CNN had a demonstration on from somewhere in Japan. Lots of farmers they said, with signs and headbands with red Kanji, battling the police over foreign beef. The Japanese police carried those big plastic shields that everybody seemed to have these days and long riot sticks. Someone threw a Molotov cocktail, fire splashed on a policeman’s shield. She switched to local news and put a forkful of pie in her mouth, closing her eyes in pleasure. Ava could bake like an angel. An image of life in Pittsburgh popped into her consciousness. She’d known someone who could do a pretty good apple pie there.

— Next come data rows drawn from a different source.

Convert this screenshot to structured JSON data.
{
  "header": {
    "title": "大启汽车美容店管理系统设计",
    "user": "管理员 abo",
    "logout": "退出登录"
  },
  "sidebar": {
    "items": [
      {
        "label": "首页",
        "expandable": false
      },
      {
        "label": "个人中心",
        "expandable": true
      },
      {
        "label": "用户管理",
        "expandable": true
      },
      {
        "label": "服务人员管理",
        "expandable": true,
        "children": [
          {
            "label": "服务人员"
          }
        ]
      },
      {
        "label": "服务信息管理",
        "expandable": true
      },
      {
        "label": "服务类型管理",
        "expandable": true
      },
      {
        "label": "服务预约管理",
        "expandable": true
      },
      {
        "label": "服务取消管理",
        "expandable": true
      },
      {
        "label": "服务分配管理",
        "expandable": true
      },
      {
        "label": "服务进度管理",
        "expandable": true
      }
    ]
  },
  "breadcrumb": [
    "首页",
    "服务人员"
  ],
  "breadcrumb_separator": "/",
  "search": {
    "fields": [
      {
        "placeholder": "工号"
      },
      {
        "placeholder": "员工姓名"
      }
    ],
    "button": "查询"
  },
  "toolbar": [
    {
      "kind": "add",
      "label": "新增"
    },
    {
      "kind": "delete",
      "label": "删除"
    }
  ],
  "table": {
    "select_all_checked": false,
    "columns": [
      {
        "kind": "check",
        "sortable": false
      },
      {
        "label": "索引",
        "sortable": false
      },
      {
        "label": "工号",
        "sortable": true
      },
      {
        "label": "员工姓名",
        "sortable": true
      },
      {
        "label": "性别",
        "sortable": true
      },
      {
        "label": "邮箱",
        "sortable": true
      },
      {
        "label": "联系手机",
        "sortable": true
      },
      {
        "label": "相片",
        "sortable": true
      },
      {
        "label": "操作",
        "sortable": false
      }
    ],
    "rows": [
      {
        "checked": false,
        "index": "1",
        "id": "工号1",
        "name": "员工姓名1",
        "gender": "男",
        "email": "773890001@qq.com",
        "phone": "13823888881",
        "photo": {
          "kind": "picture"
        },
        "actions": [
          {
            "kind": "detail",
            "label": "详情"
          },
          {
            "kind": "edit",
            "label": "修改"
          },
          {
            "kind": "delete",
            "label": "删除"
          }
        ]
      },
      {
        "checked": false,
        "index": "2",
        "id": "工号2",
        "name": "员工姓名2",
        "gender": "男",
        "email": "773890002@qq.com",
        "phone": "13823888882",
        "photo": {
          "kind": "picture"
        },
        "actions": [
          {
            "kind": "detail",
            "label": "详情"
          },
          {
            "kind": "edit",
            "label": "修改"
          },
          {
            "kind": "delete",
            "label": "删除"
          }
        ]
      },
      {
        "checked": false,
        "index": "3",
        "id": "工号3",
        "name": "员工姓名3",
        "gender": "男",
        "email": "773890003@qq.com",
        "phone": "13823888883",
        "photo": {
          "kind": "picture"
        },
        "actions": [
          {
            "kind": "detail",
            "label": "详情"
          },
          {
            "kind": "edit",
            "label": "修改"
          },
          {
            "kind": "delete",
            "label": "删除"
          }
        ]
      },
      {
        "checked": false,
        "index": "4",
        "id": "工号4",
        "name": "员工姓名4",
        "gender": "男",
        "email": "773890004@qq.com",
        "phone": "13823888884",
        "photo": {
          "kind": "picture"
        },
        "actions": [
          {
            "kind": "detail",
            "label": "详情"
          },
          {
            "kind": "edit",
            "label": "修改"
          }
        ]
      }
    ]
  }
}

Pearl pushed the memory from her mind and took a sip of the scotch. The BBC financial news was on. She’d once had a half-Indonesian half-Dutch TV presenter working for her, named Althea. The woman took weekend appointments only, but she’d fly anywhere in the world. A wonderful earner until she’d married a politician she met on her day job. Maybe Pearl should give her a ring. She might want back in if the marriage wasn’t going well or if she needed some money. There was a big demand for exotics who were part something carrying a hint of the colonies. 

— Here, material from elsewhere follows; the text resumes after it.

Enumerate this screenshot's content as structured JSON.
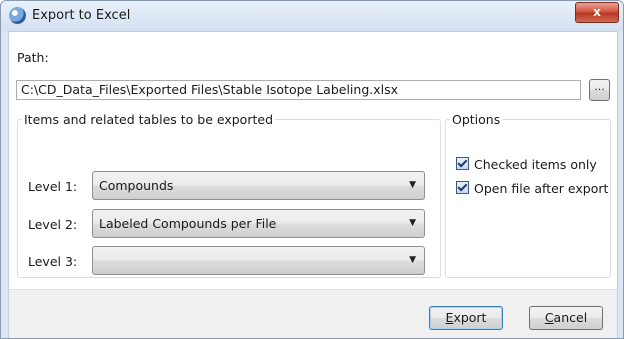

Pearl finished the pie. She had her money, close to seven million now. Enough to let her live out the rest of her days in peace. The will at her lawyer’s mentioned the house staff and the gardener. She was going to leave money to Charlie Hoff, a burglar and safe man she knew from the old days, but he had died of liver cancer recently. There was no one else who deserved any of it. She would spend it. Her rotten bitch of a mother died at age ninety. A friend had seen the notice in the Pittsburgh papers and had written to Pearl. Ninety--so maybe Pearl had another twenty years. She’d never wanted the trouble of a child. Ruin your body and drive you crazy. Like Gina, closest thing she had to a daughter. 

“Hard-hearted, scheming bitch. Just like me.” Pearl smiled at the thought. 

She took the tray to the kitchen. The red tile floor was heated. After a few more scotches, and if the Clippers or Lakers had won, she would slip out of her Gucci slippers and do a little dance in her bare feet. Lately, the dances occurred when she had been feeling down and had a couple or three scotches to cheer up. “It takes more than three scotches to get mommy drunk,” she would say to the dogs as they sat there and watched her.

Back in her office, Pearl opened a desk drawer. Inside was a row of throwaway cell phones. She picked one and punched in the number for the week and waited. Someone picked up. She asked for the accounts.


ROMEY KEYS was born at home in Lanham, Maryland in 1947. The doctor delivered him between breaks to catch a boxing match on the radio. He has a Ph.D. in English Literature. He taught at UCLA for eight years. Now he's a Documentation Specialist for hire.